Why Is ‘National Lighthouse Day’ Not a Bigger Deal in Maine?
August 7th marks a special day on the calendar - National Lighthouse Day. A day dedicated to celebrating the beacons of light that have guided countless ships and boats to safety for centuries. These majestic structures, scattered along America's shorelines, hold great historical significance. Yet, here's the problem - Maine, a state synonymous with lighthouses, doesn't seem to be making a big fuss about this maritime observance.
Seriously, what's the deal, Maine? When you think of Vacationland, lighthouses will undoubtedly be one of the top five images to pop into your mind, right alongside blueberries, lobsters, pine trees, and the master of horror himself, Stephen King. It's a land where lighthouses have become an integral part of the state's identity, and rightfully so.
Historically, these lighthouses served as vital signals for harbors, guiding storm-tossed sailors to safety. Today, they have transcended their utilitarian purpose to become iconic symbols of coastal Maine. Tourists from every corner of the globe flock to our scenic state to catch a glimpse of these picturesque structures.
Maine proudly boasts the second-highest number of lighthouses in the country, trailing only behind Michigan, with its vast collection along the Great Lakes. And let's not forget about the crowning jewel - the Portland Head Light in Cape Elizabeth. Dating back to 1791, it holds the title of Maine's oldest lighthouse, proudly perched at the entrance of the primary shipping channel into Portland Harbor. An architectural marvel steeped in history, it has garnered international recognition and is America's most photographed lighthouse.
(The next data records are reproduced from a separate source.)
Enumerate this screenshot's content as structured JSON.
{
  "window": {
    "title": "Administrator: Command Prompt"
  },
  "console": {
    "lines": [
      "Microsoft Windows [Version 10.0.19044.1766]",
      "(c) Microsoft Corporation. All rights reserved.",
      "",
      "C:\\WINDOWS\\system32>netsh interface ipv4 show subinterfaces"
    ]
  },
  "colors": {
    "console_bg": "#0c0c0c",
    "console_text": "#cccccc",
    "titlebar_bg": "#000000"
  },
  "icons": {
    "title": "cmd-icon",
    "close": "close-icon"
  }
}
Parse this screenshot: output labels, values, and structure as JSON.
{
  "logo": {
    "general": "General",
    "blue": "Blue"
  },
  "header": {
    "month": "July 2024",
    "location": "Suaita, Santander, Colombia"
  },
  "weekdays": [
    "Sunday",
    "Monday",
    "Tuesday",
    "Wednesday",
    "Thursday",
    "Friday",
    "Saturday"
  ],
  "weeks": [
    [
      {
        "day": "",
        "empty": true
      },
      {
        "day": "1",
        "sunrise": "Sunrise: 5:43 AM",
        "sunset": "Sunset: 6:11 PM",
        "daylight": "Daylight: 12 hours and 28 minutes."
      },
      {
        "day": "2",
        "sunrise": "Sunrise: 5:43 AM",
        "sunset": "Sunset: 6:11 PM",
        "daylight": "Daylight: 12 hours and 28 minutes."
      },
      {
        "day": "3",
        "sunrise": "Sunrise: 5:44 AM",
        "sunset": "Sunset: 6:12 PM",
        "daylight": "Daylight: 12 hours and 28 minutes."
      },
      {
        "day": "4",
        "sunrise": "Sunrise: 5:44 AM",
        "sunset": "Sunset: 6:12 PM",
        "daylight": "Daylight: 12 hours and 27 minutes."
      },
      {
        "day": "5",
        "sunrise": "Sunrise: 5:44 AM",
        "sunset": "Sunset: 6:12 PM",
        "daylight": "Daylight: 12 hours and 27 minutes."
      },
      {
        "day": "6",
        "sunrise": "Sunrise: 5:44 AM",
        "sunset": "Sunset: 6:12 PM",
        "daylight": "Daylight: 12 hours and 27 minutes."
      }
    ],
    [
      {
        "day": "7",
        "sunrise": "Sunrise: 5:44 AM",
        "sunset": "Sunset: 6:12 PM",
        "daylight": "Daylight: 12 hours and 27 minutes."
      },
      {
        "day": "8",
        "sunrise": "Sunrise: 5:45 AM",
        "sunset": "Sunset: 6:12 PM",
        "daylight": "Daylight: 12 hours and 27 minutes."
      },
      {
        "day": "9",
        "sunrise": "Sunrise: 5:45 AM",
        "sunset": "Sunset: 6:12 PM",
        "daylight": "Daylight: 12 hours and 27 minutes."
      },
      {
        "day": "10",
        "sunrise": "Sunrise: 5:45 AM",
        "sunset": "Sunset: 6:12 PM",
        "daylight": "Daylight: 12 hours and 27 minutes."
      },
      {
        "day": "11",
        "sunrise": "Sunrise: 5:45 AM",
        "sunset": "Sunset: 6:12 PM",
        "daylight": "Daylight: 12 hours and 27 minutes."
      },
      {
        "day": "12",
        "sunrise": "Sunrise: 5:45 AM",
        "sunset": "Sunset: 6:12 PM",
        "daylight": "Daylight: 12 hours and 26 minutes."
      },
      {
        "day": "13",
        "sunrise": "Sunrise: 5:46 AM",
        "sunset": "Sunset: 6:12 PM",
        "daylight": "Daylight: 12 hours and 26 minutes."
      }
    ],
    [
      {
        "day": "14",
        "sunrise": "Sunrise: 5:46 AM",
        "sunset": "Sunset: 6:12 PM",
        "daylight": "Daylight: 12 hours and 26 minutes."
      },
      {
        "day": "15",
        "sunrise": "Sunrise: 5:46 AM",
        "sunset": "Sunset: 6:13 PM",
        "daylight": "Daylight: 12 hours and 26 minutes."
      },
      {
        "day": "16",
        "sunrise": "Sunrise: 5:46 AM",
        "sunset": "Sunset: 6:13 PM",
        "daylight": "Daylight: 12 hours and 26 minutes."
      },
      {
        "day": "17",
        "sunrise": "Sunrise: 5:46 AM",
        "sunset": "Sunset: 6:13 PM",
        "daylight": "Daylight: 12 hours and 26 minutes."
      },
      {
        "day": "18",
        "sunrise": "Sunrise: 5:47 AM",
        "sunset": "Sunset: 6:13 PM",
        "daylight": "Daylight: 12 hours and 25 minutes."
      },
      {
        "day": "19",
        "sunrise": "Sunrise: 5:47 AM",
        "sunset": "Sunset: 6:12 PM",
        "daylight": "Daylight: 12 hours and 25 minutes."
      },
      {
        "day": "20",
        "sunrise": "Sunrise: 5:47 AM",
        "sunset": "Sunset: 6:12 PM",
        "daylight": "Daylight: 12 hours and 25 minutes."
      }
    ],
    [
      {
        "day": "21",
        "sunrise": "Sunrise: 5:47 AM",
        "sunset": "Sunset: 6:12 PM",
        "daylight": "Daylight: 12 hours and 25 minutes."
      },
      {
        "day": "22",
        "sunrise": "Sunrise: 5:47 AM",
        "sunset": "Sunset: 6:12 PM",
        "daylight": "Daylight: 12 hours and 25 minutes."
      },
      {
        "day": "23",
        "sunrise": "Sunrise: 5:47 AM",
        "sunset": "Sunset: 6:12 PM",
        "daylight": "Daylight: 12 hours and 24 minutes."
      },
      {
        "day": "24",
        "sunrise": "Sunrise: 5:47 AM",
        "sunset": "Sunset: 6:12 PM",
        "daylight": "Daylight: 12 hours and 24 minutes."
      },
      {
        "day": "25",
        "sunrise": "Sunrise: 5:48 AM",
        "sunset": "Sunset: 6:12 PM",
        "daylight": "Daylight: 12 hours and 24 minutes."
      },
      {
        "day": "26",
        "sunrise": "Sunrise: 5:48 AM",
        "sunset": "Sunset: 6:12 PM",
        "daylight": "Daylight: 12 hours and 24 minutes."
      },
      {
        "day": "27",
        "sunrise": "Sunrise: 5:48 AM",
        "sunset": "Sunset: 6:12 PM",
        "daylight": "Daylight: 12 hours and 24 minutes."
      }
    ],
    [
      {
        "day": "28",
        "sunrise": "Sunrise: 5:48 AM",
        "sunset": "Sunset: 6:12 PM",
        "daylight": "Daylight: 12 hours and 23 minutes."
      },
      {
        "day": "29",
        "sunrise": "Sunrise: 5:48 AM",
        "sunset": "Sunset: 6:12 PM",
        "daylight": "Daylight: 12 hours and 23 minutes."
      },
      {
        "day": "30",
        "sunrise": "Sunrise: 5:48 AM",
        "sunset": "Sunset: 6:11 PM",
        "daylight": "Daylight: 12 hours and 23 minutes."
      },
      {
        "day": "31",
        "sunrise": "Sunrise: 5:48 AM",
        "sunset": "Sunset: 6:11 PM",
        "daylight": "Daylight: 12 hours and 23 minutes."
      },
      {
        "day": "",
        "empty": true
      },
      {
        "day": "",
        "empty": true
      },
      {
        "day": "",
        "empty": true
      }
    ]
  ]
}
So, with such a profound connection to lighthouses, why doesn't Maine go all out on National Lighthouse Day? Perhaps, for the locals, lighthouses are an ever-present part of their lives, like old friends that don't need a special day to be celebrated. After all, they witness the grace and majesty of these beacons every day, so dedicating a particular date to them might seem redundant.
Another possible explanation is that Mainers have an intrinsic understanding of the importance of lighthouses and their role in the state's heritage. Maybe, to them, every day is Lighthouse Day, and they don't need a national observance to tell them what they already know and appreciate.
Nevertheless, it wouldn't hurt to take a moment to bask in the radiant glow of these architectural wonders on National Lighthouse Day. To give thanks for the countless lives they've saved and the countless tales they've witnessed.
So, while Maine might not go all out with extravagant celebrations on August 7th, the spirit of the lighthouse burns brightly in the hearts of Mainers every day.